From Spirituals to Swing: the Legendary 1938 & 1939 Carnegie Hall Concerts (3CDs) Vanguard [Shock]
On receiving some of this material on two LPs some four decades ago, New Yorker jazz critic Whitney Balliett indicated that its arrival on his door-step was akin to rising in the morning, opening the curtains, and seeing dinosaurs in one’s back yard. The past was vibrantly presented in the “now”, and that image still holds. Increased to three CDs, this set contains the material that legendary producer John Hammond had recorded for him during the two concerts that he helped coordinate in the late 30s in support of a left-wing human/civil rights organization . Intended to give us Whitefellas a glimpse into the history and variety of African-American music at that point in time, the artists ran the gamut from Mitchell’s Christian Singers, Sister Rosetta Tharpe, and The Golden Gate Quartet through Big Bill Broonzy and Sonny Terry, Helen Humes and Ida Cox, to Meade Lux Lewis, Albert Ammons, and Pete Johnson, Hot Lips Page, James P. Johnson, Count Basie and Benny Goodman. Living history. ‘Nuff said!!
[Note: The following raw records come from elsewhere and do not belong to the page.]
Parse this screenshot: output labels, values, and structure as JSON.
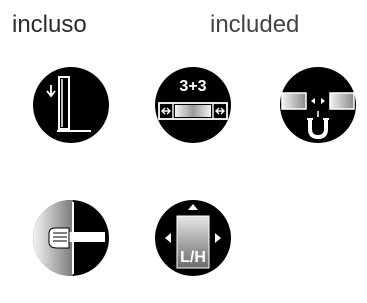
{
  "header": {
    "label_it": "incluso",
    "label_en": "included"
  },
  "icons": [
    {
      "name": "vertical-profile-icon"
    },
    {
      "name": "three-plus-three-panel-icon",
      "text": "3+3"
    },
    {
      "name": "magnetic-closure-icon"
    },
    {
      "name": "handle-door-icon"
    },
    {
      "name": "left-right-hinge-icon",
      "text": "L/H"
    }
  ],
  "colors": {
    "icon_fill": "#000000",
    "icon_line": "#ffffff",
    "gradient_light": "#f2f2f2",
    "gradient_dark": "#7a7a7a"
  }
}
PETER B. LOWRY sent/RHYTHMS – unpublished, Dec. late 90s